One day this summer, sitting in a blank white apartment that was not mine, I felt a strange weariness. This apartment was full of more books than I will probably ever read and I had fellowships to apply to and emails to write and the whole Internet in front of me and all of New York City clamoring outside.
There is always an interesting tone to the buzz around the release of a new Wes Anderson film. People wonder if the new film will stick closely to Anderson’s unique style in order to satisfy his cult following or if it will lean more toward the mainstream in an effort to garner more fans and more box office success. These are valid questions and concerns.

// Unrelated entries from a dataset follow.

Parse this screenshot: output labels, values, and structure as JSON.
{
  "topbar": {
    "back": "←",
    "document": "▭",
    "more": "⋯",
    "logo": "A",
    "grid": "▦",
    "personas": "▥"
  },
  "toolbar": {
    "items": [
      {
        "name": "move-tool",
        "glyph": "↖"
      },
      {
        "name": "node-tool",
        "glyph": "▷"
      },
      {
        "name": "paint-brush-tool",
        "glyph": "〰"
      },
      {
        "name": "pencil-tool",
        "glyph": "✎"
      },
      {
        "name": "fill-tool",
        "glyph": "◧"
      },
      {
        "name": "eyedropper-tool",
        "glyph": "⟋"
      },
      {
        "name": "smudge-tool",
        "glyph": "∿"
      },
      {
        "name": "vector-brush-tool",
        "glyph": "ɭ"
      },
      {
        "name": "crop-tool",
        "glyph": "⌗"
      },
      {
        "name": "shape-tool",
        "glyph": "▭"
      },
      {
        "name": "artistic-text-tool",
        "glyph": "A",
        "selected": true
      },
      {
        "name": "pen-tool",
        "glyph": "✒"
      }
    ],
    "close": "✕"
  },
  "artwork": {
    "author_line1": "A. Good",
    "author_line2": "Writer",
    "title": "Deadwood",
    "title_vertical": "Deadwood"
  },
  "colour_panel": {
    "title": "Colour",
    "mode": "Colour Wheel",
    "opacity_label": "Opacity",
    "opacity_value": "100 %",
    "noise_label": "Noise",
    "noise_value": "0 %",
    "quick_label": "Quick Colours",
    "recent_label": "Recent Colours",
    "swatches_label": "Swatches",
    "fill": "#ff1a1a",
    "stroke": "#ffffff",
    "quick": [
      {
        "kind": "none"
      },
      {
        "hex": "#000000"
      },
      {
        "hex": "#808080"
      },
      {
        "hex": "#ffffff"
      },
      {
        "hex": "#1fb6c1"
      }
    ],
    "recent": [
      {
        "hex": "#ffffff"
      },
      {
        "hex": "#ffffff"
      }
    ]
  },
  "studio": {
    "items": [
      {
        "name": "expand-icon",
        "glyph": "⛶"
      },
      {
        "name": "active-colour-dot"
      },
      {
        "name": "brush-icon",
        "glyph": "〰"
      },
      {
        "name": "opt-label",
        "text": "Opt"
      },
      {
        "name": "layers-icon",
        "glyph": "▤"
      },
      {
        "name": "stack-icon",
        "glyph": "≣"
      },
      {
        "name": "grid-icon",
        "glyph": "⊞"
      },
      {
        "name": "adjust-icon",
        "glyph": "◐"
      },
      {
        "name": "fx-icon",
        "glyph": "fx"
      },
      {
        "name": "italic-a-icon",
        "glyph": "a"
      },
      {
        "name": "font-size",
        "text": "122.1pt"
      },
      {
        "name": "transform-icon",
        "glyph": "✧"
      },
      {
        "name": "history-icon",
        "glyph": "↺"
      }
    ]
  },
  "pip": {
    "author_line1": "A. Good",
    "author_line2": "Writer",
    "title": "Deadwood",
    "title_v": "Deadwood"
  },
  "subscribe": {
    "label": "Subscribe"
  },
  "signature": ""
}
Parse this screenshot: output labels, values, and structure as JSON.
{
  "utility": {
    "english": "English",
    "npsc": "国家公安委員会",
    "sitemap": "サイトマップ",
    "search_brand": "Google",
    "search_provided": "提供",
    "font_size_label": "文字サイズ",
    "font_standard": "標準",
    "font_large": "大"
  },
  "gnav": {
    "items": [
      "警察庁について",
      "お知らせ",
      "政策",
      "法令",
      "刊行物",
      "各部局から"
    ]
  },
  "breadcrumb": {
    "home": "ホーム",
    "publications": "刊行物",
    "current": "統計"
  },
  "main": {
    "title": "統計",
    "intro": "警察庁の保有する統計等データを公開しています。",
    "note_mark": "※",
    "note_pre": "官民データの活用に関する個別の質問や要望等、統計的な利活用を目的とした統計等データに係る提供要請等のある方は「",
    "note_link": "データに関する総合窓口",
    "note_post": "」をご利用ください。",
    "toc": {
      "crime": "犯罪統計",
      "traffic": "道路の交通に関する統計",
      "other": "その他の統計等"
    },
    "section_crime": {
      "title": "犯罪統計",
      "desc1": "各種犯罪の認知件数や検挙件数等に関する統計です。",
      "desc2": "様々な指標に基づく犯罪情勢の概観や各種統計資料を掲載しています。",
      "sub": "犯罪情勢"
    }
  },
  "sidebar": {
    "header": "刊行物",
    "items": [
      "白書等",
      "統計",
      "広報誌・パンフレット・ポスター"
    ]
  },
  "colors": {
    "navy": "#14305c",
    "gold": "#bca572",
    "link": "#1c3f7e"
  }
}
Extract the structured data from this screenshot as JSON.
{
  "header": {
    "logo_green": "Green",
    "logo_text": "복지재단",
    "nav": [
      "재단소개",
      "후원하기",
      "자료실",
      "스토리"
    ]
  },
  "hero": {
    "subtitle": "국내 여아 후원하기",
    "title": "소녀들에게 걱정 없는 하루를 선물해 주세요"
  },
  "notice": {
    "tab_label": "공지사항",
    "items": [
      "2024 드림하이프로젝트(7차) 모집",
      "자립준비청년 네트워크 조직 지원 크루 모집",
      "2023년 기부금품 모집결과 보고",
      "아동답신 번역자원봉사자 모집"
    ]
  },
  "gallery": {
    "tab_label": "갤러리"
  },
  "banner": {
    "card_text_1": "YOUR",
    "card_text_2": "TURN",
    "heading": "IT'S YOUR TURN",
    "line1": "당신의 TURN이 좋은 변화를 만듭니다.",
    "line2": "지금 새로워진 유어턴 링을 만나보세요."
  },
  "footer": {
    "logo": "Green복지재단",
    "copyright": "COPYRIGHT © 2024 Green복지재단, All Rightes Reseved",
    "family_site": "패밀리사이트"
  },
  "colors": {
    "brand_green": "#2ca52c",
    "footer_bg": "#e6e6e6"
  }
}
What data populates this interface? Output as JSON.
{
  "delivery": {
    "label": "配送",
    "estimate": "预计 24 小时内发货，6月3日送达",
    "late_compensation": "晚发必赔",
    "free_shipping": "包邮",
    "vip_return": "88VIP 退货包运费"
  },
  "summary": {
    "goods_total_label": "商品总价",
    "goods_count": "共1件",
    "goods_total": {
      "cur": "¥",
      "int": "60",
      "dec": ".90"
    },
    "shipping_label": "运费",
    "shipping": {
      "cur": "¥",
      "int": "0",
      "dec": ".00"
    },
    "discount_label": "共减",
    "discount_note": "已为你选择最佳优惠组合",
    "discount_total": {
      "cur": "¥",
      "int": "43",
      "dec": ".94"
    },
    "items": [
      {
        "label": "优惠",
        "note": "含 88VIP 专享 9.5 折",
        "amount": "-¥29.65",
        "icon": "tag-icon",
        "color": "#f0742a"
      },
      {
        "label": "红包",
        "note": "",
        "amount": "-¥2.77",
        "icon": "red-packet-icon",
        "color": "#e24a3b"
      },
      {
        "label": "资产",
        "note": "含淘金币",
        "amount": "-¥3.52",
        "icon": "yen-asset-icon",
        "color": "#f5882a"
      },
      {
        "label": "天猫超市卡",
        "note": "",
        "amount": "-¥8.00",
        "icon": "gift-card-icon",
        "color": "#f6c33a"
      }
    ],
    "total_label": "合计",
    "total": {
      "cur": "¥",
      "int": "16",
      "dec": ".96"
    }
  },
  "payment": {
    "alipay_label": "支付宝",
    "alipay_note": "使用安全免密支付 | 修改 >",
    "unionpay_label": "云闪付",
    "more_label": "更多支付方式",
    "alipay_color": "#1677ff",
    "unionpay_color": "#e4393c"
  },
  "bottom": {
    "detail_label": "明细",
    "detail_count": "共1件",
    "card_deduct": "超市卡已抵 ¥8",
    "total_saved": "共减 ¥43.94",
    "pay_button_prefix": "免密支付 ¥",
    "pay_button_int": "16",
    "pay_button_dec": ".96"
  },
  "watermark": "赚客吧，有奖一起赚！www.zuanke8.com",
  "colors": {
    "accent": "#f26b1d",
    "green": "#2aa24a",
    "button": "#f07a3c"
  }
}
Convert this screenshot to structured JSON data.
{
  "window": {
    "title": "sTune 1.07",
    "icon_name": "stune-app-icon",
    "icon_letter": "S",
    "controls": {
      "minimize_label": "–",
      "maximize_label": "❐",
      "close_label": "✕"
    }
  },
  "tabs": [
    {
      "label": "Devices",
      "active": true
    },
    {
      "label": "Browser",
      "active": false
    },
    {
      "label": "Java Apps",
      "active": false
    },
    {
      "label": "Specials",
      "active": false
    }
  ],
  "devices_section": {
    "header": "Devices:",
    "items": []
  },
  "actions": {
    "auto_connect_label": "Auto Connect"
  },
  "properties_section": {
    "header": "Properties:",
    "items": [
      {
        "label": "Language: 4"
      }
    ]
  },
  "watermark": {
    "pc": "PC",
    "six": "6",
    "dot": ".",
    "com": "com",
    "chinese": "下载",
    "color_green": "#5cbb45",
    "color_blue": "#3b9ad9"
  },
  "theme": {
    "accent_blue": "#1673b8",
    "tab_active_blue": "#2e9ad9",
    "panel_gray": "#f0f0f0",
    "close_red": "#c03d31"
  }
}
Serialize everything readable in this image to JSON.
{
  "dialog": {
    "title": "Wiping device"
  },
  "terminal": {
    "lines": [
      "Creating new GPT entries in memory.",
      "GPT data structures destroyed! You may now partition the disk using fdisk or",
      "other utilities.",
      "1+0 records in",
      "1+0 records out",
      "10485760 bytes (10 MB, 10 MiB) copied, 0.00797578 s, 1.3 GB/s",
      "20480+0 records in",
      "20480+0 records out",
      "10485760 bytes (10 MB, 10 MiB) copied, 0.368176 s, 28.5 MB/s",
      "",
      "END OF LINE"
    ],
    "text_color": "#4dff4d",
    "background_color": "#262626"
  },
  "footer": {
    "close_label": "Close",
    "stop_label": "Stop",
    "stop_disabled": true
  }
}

Every year I try to watch the films nominated for the Best Picture award at the Oscars. Last week, I saw one of these, Philomena, starring Judy Dench and Steve Coogan and directed by Stephen Frears. The film is about Philomena Lee (Dench), an old Irish woman who is searching for the son that the Catholic Church forced her to give into adoption fifty years prior.
Steve McQueen’s 12 Years a Slave is tense and unflinching. Its relentless intensity and graphic brutality has been the defining feature in the media, but it is also an essential part of the film and the primary reason it could become the most important portrait of American slavery yet on camera.